Exercise description: In your copy, leave out the pictures and repeat every record exactly.

Extracted material:
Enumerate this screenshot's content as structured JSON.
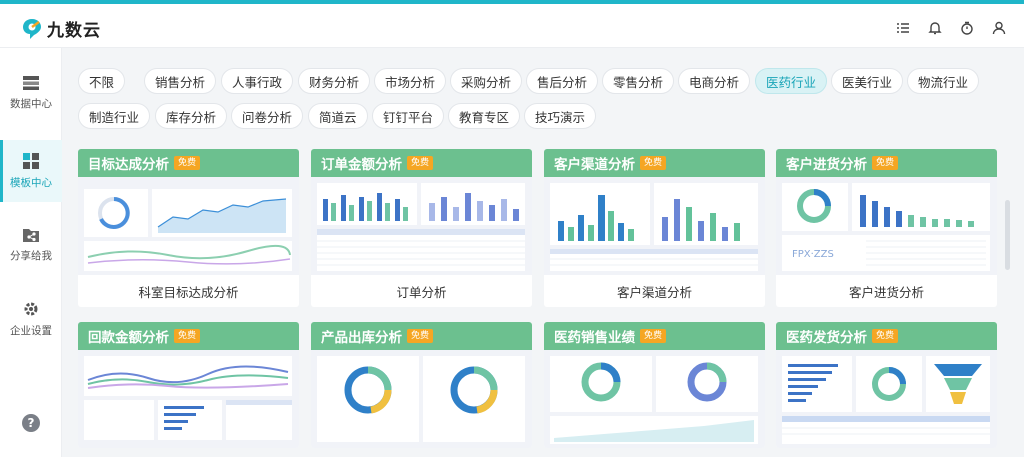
{
  "app": {
    "name": "九数云"
  },
  "header": {
    "icons": [
      "list-icon",
      "bell-icon",
      "timer-icon",
      "user-icon"
    ]
  },
  "sidebar": {
    "items": [
      {
        "label": "数据中心",
        "icon": "database-icon",
        "active": false
      },
      {
        "label": "模板中心",
        "icon": "template-icon",
        "active": true
      },
      {
        "label": "分享给我",
        "icon": "share-icon",
        "active": false
      },
      {
        "label": "企业设置",
        "icon": "gear-icon",
        "active": false
      }
    ],
    "help": "?"
  },
  "filters": {
    "row1": [
      "不限",
      "销售分析",
      "人事行政",
      "财务分析",
      "市场分析",
      "采购分析",
      "售后分析",
      "零售分析",
      "电商分析",
      "医药行业",
      "医美行业",
      "物流行业"
    ],
    "row2": [
      "制造行业",
      "库存分析",
      "问卷分析",
      "简道云",
      "钉钉平台",
      "教育专区",
      "技巧演示"
    ],
    "active": "医药行业"
  },
  "free_badge": "免费",
  "cards": [
    {
      "title": "目标达成分析",
      "footer": "科室目标达成分析"
    },
    {
      "title": "订单金额分析",
      "footer": "订单分析"
    },
    {
      "title": "客户渠道分析",
      "footer": "客户渠道分析"
    },
    {
      "title": "客户进货分析",
      "footer": "客户进货分析"
    },
    {
      "title": "回款金额分析",
      "footer": ""
    },
    {
      "title": "产品出库分析",
      "footer": ""
    },
    {
      "title": "医药销售业绩",
      "footer": ""
    },
    {
      "title": "医药发货分析",
      "footer": ""
    }
  ],
  "colors": {
    "accent": "#1fb6c9",
    "card_header": "#6cc08f",
    "badge": "#f5a623"
  }
}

Your solution:
Enumerate this screenshot's content as structured JSON.
{
  "app": {
    "name": "九数云"
  },
  "header": {
    "icons": [
      "list-icon",
      "bell-icon",
      "timer-icon",
      "user-icon"
    ]
  },
  "sidebar": {
    "items": [
      {
        "label": "数据中心",
        "icon": "database-icon",
        "active": false
      },
      {
        "label": "模板中心",
        "icon": "template-icon",
        "active": true
      },
      {
        "label": "分享给我",
        "icon": "share-icon",
        "active": false
      },
      {
        "label": "企业设置",
        "icon": "gear-icon",
        "active": false
      }
    ],
    "help": "?"
  },
  "filters": {
    "row1": [
      "不限",
      "销售分析",
      "人事行政",
      "财务分析",
      "市场分析",
      "采购分析",
      "售后分析",
      "零售分析",
      "电商分析",
      "医药行业",
      "医美行业",
      "物流行业"
    ],
    "row2": [
      "制造行业",
      "库存分析",
      "问卷分析",
      "简道云",
      "钉钉平台",
      "教育专区",
      "技巧演示"
    ],
    "active": "医药行业"
  },
  "free_badge": "免费",
  "cards": [
    {
      "title": "目标达成分析",
      "footer": "科室目标达成分析"
    },
    {
      "title": "订单金额分析",
      "footer": "订单分析"
    },
    {
      "title": "客户渠道分析",
      "footer": "客户渠道分析"
    },
    {
      "title": "客户进货分析",
      "footer": "客户进货分析"
    },
    {
      "title": "回款金额分析",
      "footer": ""
    },
    {
      "title": "产品出库分析",
      "footer": ""
    },
    {
      "title": "医药销售业绩",
      "footer": ""
    },
    {
      "title": "医药发货分析",
      "footer": ""
    }
  ],
  "colors": {
    "accent": "#1fb6c9",
    "card_header": "#6cc08f",
    "badge": "#f5a623"
  }
}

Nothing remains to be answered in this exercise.